- **To do**: Give back each line below verbatim.

START Data for analysis

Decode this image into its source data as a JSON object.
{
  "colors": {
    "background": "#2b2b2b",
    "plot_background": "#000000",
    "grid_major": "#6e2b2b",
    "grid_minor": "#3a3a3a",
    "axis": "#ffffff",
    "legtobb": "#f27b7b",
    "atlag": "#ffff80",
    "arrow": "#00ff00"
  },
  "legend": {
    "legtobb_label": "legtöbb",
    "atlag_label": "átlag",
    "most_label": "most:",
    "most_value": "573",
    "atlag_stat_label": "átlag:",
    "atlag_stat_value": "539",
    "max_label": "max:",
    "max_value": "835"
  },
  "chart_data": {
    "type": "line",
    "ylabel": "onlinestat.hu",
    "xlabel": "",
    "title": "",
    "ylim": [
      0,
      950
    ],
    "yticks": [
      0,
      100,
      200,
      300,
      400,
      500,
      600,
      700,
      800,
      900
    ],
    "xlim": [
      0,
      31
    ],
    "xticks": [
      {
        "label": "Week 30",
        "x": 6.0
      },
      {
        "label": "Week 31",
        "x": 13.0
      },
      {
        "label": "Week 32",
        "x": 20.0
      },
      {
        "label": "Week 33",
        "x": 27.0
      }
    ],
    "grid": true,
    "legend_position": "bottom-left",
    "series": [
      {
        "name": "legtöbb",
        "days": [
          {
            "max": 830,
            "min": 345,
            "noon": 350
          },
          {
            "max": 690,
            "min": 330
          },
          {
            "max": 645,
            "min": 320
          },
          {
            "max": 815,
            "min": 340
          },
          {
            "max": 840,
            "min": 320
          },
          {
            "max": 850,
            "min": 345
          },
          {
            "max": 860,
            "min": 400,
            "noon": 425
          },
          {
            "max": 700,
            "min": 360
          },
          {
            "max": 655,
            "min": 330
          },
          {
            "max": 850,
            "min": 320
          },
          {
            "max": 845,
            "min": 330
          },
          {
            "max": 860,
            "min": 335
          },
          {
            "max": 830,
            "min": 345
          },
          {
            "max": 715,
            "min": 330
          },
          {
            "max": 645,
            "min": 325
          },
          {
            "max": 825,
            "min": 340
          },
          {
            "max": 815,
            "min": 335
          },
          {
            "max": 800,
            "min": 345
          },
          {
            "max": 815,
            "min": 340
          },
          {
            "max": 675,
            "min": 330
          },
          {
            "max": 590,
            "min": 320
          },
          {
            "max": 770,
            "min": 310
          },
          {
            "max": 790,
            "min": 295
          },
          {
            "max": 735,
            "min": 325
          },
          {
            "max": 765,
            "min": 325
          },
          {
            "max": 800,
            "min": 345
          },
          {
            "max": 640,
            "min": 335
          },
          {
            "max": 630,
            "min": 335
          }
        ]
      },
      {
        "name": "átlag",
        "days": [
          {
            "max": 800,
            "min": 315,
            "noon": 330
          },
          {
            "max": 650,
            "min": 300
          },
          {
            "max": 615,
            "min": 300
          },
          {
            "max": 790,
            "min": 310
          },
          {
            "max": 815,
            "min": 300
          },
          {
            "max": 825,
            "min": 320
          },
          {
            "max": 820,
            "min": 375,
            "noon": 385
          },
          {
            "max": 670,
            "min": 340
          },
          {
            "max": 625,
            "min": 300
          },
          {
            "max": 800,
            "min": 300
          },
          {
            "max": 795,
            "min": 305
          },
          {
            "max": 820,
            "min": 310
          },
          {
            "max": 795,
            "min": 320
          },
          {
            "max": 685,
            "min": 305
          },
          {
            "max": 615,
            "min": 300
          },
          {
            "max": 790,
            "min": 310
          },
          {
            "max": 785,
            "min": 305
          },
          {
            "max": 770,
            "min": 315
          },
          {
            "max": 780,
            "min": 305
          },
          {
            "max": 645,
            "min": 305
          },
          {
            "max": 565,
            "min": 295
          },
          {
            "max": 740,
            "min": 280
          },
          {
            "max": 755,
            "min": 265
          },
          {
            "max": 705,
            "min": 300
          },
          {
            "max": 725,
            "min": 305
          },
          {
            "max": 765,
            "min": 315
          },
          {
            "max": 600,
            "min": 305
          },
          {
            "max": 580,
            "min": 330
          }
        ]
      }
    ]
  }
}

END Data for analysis

- **Finished exercise**:
Decode this image into its source data as a JSON object.
{
  "colors": {
    "background": "#2b2b2b",
    "plot_background": "#000000",
    "grid_major": "#6e2b2b",
    "grid_minor": "#3a3a3a",
    "axis": "#ffffff",
    "legtobb": "#f27b7b",
    "atlag": "#ffff80",
    "arrow": "#00ff00"
  },
  "legend": {
    "legtobb_label": "legtöbb",
    "atlag_label": "átlag",
    "most_label": "most:",
    "most_value": "573",
    "atlag_stat_label": "átlag:",
    "atlag_stat_value": "539",
    "max_label": "max:",
    "max_value": "835"
  },
  "chart_data": {
    "type": "line",
    "ylabel": "onlinestat.hu",
    "xlabel": "",
    "title": "",
    "ylim": [
      0,
      950
    ],
    "yticks": [
      0,
      100,
      200,
      300,
      400,
      500,
      600,
      700,
      800,
      900
    ],
    "xlim": [
      0,
      31
    ],
    "xticks": [
      {
        "label": "Week 30",
        "x": 6.0
      },
      {
        "label": "Week 31",
        "x": 13.0
      },
      {
        "label": "Week 32",
        "x": 20.0
      },
      {
        "label": "Week 33",
        "x": 27.0
      }
    ],
    "grid": true,
    "legend_position": "bottom-left",
    "series": [
      {
        "name": "legtöbb",
        "days": [
          {
            "max": 830,
            "min": 345,
            "noon": 350
          },
          {
            "max": 690,
            "min": 330
          },
          {
            "max": 645,
            "min": 320
          },
          {
            "max": 815,
            "min": 340
          },
          {
            "max": 840,
            "min": 320
          },
          {
            "max": 850,
            "min": 345
          },
          {
            "max": 860,
            "min": 400,
            "noon": 425
          },
          {
            "max": 700,
            "min": 360
          },
          {
            "max": 655,
            "min": 330
          },
          {
            "max": 850,
            "min": 320
          },
          {
            "max": 845,
            "min": 330
          },
          {
            "max": 860,
            "min": 335
          },
          {
            "max": 830,
            "min": 345
          },
          {
            "max": 715,
            "min": 330
          },
          {
            "max": 645,
            "min": 325
          },
          {
            "max": 825,
            "min": 340
          },
          {
            "max": 815,
            "min": 335
          },
          {
            "max": 800,
            "min": 345
          },
          {
            "max": 815,
            "min": 340
          },
          {
            "max": 675,
            "min": 330
          },
          {
            "max": 590,
            "min": 320
          },
          {
            "max": 770,
            "min": 310
          },
          {
            "max": 790,
            "min": 295
          },
          {
            "max": 735,
            "min": 325
          },
          {
            "max": 765,
            "min": 325
          },
          {
            "max": 800,
            "min": 345
          },
          {
            "max": 640,
            "min": 335
          },
          {
            "max": 630,
            "min": 335
          }
        ]
      },
      {
        "name": "átlag",
        "days": [
          {
            "max": 800,
            "min": 315,
            "noon": 330
          },
          {
            "max": 650,
            "min": 300
          },
          {
            "max": 615,
            "min": 300
          },
          {
            "max": 790,
            "min": 310
          },
          {
            "max": 815,
            "min": 300
          },
          {
            "max": 825,
            "min": 320
          },
          {
            "max": 820,
            "min": 375,
            "noon": 385
          },
          {
            "max": 670,
            "min": 340
          },
          {
            "max": 625,
            "min": 300
          },
          {
            "max": 800,
            "min": 300
          },
          {
            "max": 795,
            "min": 305
          },
          {
            "max": 820,
            "min": 310
          },
          {
            "max": 795,
            "min": 320
          },
          {
            "max": 685,
            "min": 305
          },
          {
            "max": 615,
            "min": 300
          },
          {
            "max": 790,
            "min": 310
          },
          {
            "max": 785,
            "min": 305
          },
          {
            "max": 770,
            "min": 315
          },
          {
            "max": 780,
            "min": 305
          },
          {
            "max": 645,
            "min": 305
          },
          {
            "max": 565,
            "min": 295
          },
          {
            "max": 740,
            "min": 280
          },
          {
            "max": 755,
            "min": 265
          },
          {
            "max": 705,
            "min": 300
          },
          {
            "max": 725,
            "min": 305
          },
          {
            "max": 765,
            "min": 315
          },
          {
            "max": 600,
            "min": 305
          },
          {
            "max": 580,
            "min": 330
          }
        ]
      }
    ]
  }
}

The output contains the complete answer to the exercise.